Barak presented two additional demands, beyond those presented by Netanyahu, including IAEA supervision over all Iranian nuclear activity and full disclosure of the history and the activity in important areas that belong to its military nuclear project. Barak also noted that, in exchange, the Iranians could receive fuel rods for the nuclear facility in Tehran.
Netanyahu said in a meeting with Italian Prime Minister Mario Monti that the superpowers much demand a complete end to all uranium enrichment by Iran.
Netanyahu voiced skepticism on Sunday over talks with Iran, scheduled to begin in Istanbul on Saturday between the six Western powers and Tehran.
In a meeting with Italian Prime Minister Mario Monti in his Caesarea home, Netanyahu said that Israel will follow the talks closely "since Iran is using them to delay and deceive."
Netanyahu emphasized that Israel's stance over what the West should demand vis-à-vis Tehran's nuclear program has not changed. He reiterated the three demands he made during his visit in Canada last month – that Iran dismantle a nuclear facility near the city of Qom, complete halt uranium enrichment and remove all material enriched above 3.5 percent from the country.

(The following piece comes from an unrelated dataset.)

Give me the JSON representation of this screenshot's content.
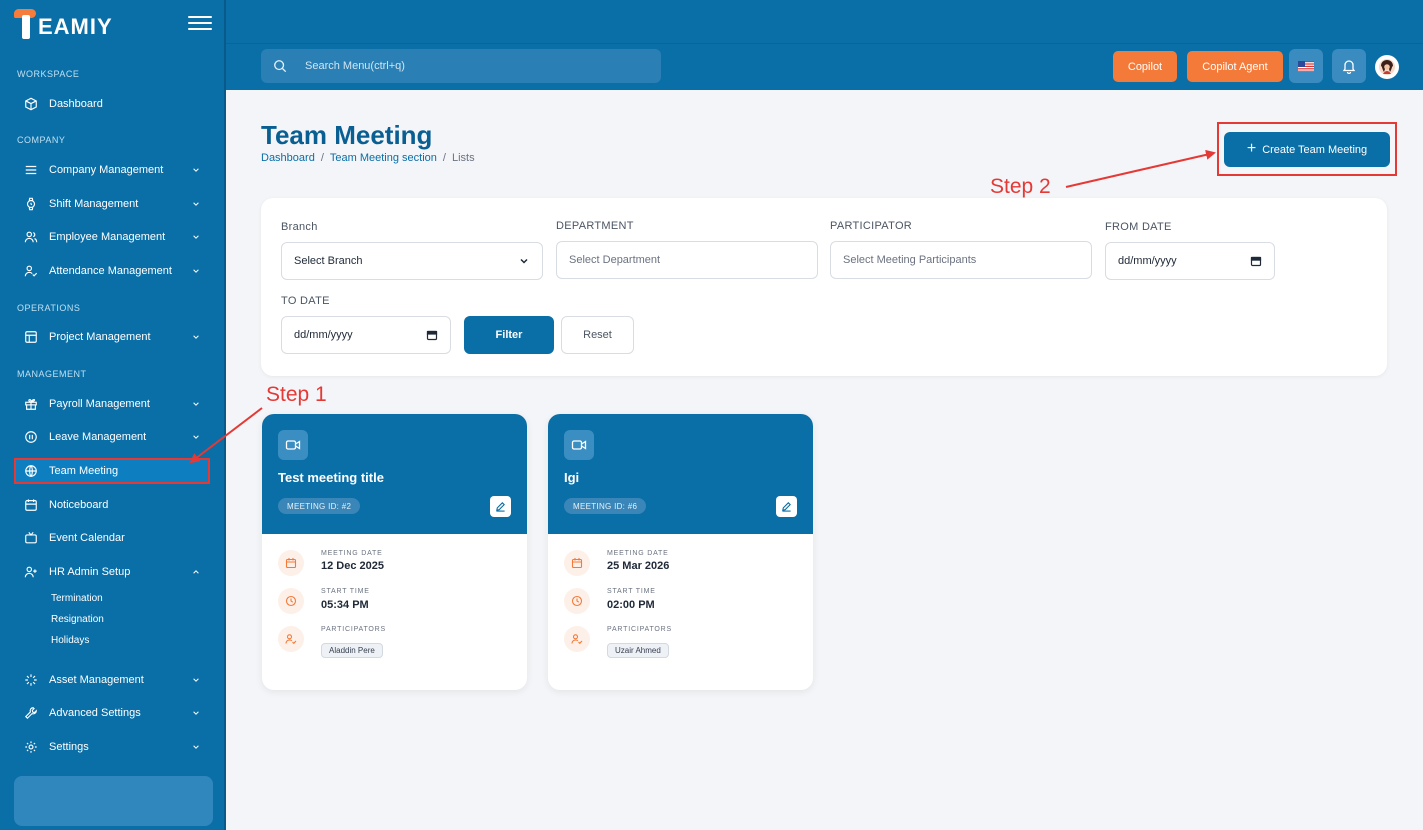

Netanyahu's comments come as the U.S. media reported that President Barack Obama said he intends to present Tehran with a number of conditions. According to the New York Times, the U.S. presented Iran with similar conditions to those of Netanyahu – closing the facility in Qom, stopping uranium enrichment and transferring enriched uranium out of Iran. In return, the Iranians would be able to use nuclear technology for civilian use such as energy and medicine.